<<<<

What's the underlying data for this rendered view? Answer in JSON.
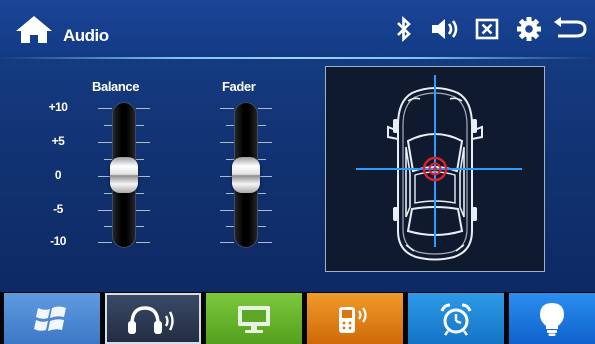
{
  "header": {
    "title": "Audio",
    "icons": [
      "home-icon",
      "bluetooth-icon",
      "speaker-icon",
      "close-box-icon",
      "gear-icon",
      "back-icon"
    ]
  },
  "sliders": {
    "tick_labels": [
      "+10",
      "+5",
      "0",
      "-5",
      "-10"
    ],
    "balance": {
      "label": "Balance",
      "value": 0
    },
    "fader": {
      "label": "Fader",
      "value": 0
    }
  },
  "car_panel": {
    "icons": [
      "car-top-view-icon",
      "sound-focus-target-icon"
    ]
  },
  "bottom_nav": [
    {
      "name": "windows-icon",
      "color": "#4a86cf",
      "active": false
    },
    {
      "name": "headphones-audio-icon",
      "color": "#2c3b56",
      "active": true
    },
    {
      "name": "monitor-icon",
      "color": "#64b22a",
      "active": false
    },
    {
      "name": "phone-call-icon",
      "color": "#e07b12",
      "active": false
    },
    {
      "name": "alarm-clock-icon",
      "color": "#1c88d8",
      "active": false
    },
    {
      "name": "lightbulb-icon",
      "color": "#1c74e0",
      "active": false
    }
  ],
  "colors": {
    "background": "#173f88",
    "crosshair": "#2f9bff",
    "target": "#e0202a",
    "car_outline": "#e8eef8"
  }
}
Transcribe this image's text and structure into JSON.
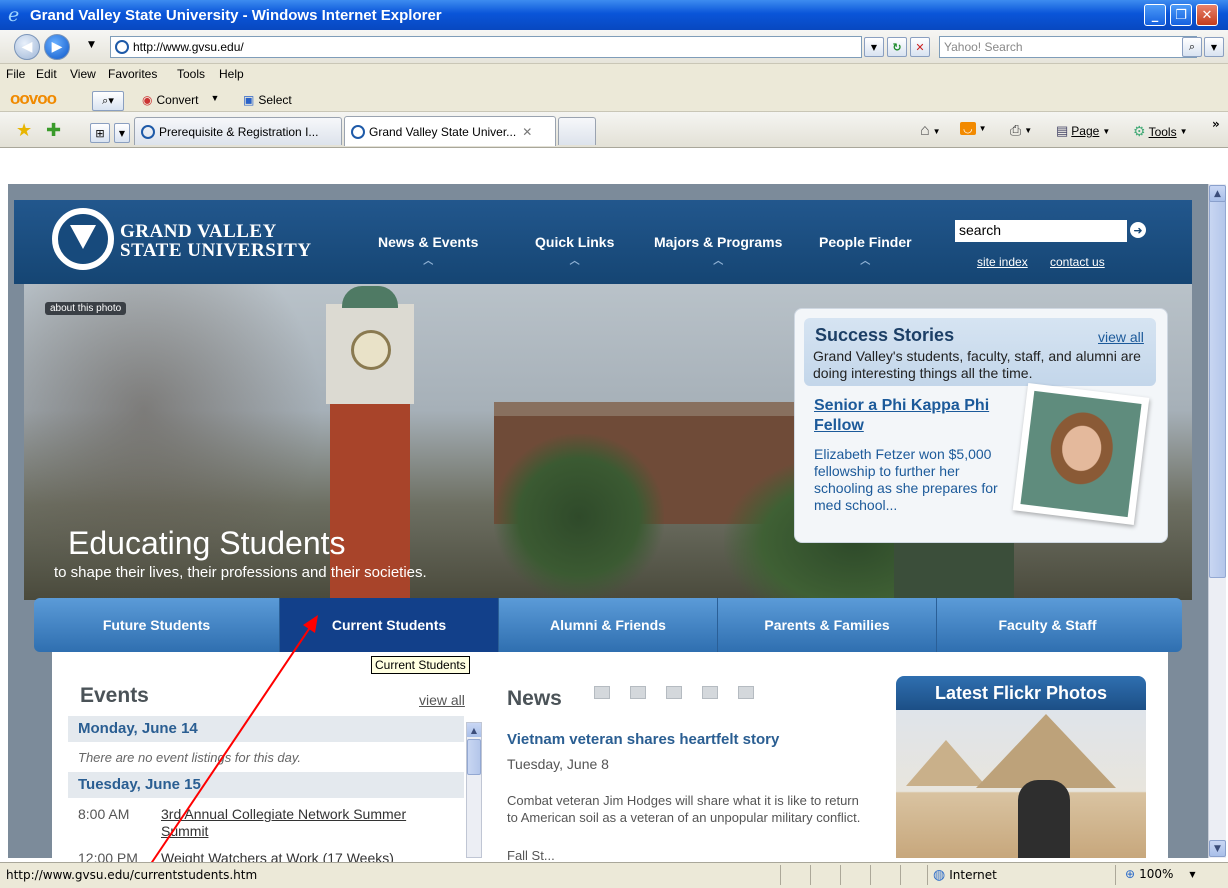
{
  "window": {
    "title": "Grand Valley State University - Windows Internet Explorer",
    "minimize_icon": "minimize-icon",
    "maximize_icon": "restore-icon",
    "close_icon": "close-icon"
  },
  "address_bar": {
    "url": "http://www.gvsu.edu/",
    "search_placeholder": "Yahoo! Search"
  },
  "menu": [
    "File",
    "Edit",
    "View",
    "Favorites",
    "Tools",
    "Help"
  ],
  "oodoo_bar": {
    "logo": "oovoo",
    "convert_label": "Convert",
    "select_label": "Select"
  },
  "tabs": [
    {
      "label": "Prerequisite & Registration I...",
      "active": false
    },
    {
      "label": "Grand Valley State Univer...",
      "active": true
    }
  ],
  "command_bar": {
    "page_label": "Page",
    "tools_label": "Tools"
  },
  "site": {
    "logo_line1": "GRAND VALLEY",
    "logo_line2": "STATE UNIVERSITY",
    "nav": [
      "News & Events",
      "Quick Links",
      "Majors & Programs",
      "People Finder"
    ],
    "search_value": "search",
    "site_index": "site index",
    "contact_us": "contact us",
    "about_photo": "about this photo",
    "hero_title": "Educating Students",
    "hero_subtitle": "to shape their lives, their professions and their societies.",
    "success": {
      "title": "Success Stories",
      "view_all": "view all",
      "description": "Grand Valley's students, faculty, staff, and alumni are doing interesting things all the time.",
      "story_title": "Senior a Phi Kappa Phi Fellow",
      "story_text": "Elizabeth Fetzer won $5,000 fellowship to further her schooling as she prepares for med school..."
    },
    "audience_tabs": [
      {
        "label": "Future Students",
        "active": false
      },
      {
        "label": "Current Students",
        "active": true
      },
      {
        "label": "Alumni & Friends",
        "active": false
      },
      {
        "label": "Parents & Families",
        "active": false
      },
      {
        "label": "Faculty & Staff",
        "active": false
      }
    ],
    "tooltip": "Current Students",
    "events": {
      "title": "Events",
      "view_all": "view all",
      "day1": "Monday, June 14",
      "day1_none": "There are no event listings for this day.",
      "day2": "Tuesday, June 15",
      "items": [
        {
          "time": "8:00 AM",
          "name": "3rd Annual Collegiate Network Summer Summit"
        },
        {
          "time": "12:00 PM",
          "name": "Weight Watchers at Work (17 Weeks)"
        }
      ]
    },
    "news": {
      "title": "News",
      "headline": "Vietnam veteran shares heartfelt story",
      "date": "Tuesday, June 8",
      "body": "Combat veteran Jim Hodges will share what it is like to return to American soil as a veteran of an unpopular military conflict.",
      "next_line": "Fall St..."
    },
    "flickr": {
      "title": "Latest Flickr Photos"
    }
  },
  "status_bar": {
    "text": "http://www.gvsu.edu/currentstudents.htm",
    "zone": "Internet",
    "zoom": "100%"
  },
  "colors": {
    "gvsu_blue": "#154573",
    "tab_blue": "#2f6fb0",
    "link_blue": "#1c5a9a",
    "annotation_arrow": "#ff0000"
  }
}
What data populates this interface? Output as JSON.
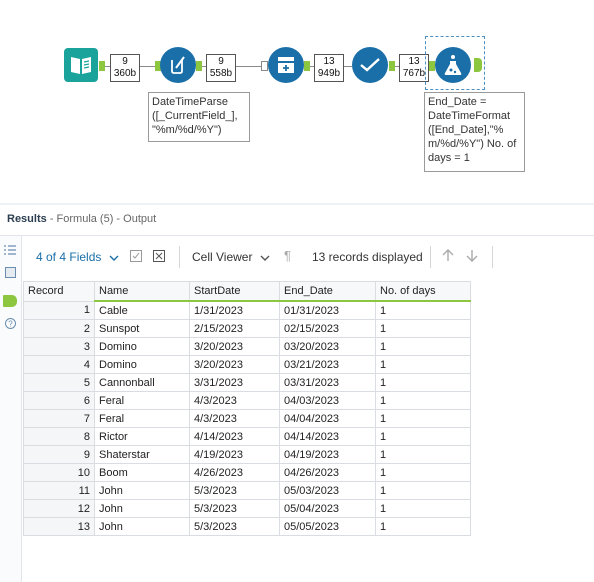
{
  "canvas": {
    "connections": [
      {
        "records": "9",
        "size": "360b"
      },
      {
        "records": "9",
        "size": "558b"
      },
      {
        "records": "13",
        "size": "949b"
      },
      {
        "records": "13",
        "size": "767b"
      }
    ],
    "annotation_multifield": "DateTimeParse ([_CurrentField_], \"%m/%d/%Y\")",
    "annotation_formula": "End_Date = DateTimeFormat ([End_Date],\"% m/%d/%Y\") No. of days = 1",
    "colors": {
      "accent": "#1a6fa8",
      "input": "#1aa39a",
      "anchor": "#8dc63f"
    }
  },
  "results": {
    "title": "Results",
    "subtitle": "- Formula (5) - Output"
  },
  "toolbar": {
    "fields_label": "4 of 4 Fields",
    "cell_viewer_label": "Cell Viewer",
    "records_label": "13 records displayed"
  },
  "table": {
    "headers": [
      "Record",
      "Name",
      "StartDate",
      "End_Date",
      "No. of days"
    ],
    "rows": [
      [
        "1",
        "Cable",
        "1/31/2023",
        "01/31/2023",
        "1"
      ],
      [
        "2",
        "Sunspot",
        "2/15/2023",
        "02/15/2023",
        "1"
      ],
      [
        "3",
        "Domino",
        "3/20/2023",
        "03/20/2023",
        "1"
      ],
      [
        "4",
        "Domino",
        "3/20/2023",
        "03/21/2023",
        "1"
      ],
      [
        "5",
        "Cannonball",
        "3/31/2023",
        "03/31/2023",
        "1"
      ],
      [
        "6",
        "Feral",
        "4/3/2023",
        "04/03/2023",
        "1"
      ],
      [
        "7",
        "Feral",
        "4/3/2023",
        "04/04/2023",
        "1"
      ],
      [
        "8",
        "Rictor",
        "4/14/2023",
        "04/14/2023",
        "1"
      ],
      [
        "9",
        "Shaterstar",
        "4/19/2023",
        "04/19/2023",
        "1"
      ],
      [
        "10",
        "Boom",
        "4/26/2023",
        "04/26/2023",
        "1"
      ],
      [
        "11",
        "John",
        "5/3/2023",
        "05/03/2023",
        "1"
      ],
      [
        "12",
        "John",
        "5/3/2023",
        "05/04/2023",
        "1"
      ],
      [
        "13",
        "John",
        "5/3/2023",
        "05/05/2023",
        "1"
      ]
    ]
  }
}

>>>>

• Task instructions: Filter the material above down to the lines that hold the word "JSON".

• Exercise answer:
What's the underlying data for this rendered view? Answer in JSON.
Transcribe this image's text and structure into JSON.
What data populates this interface? Output as JSON.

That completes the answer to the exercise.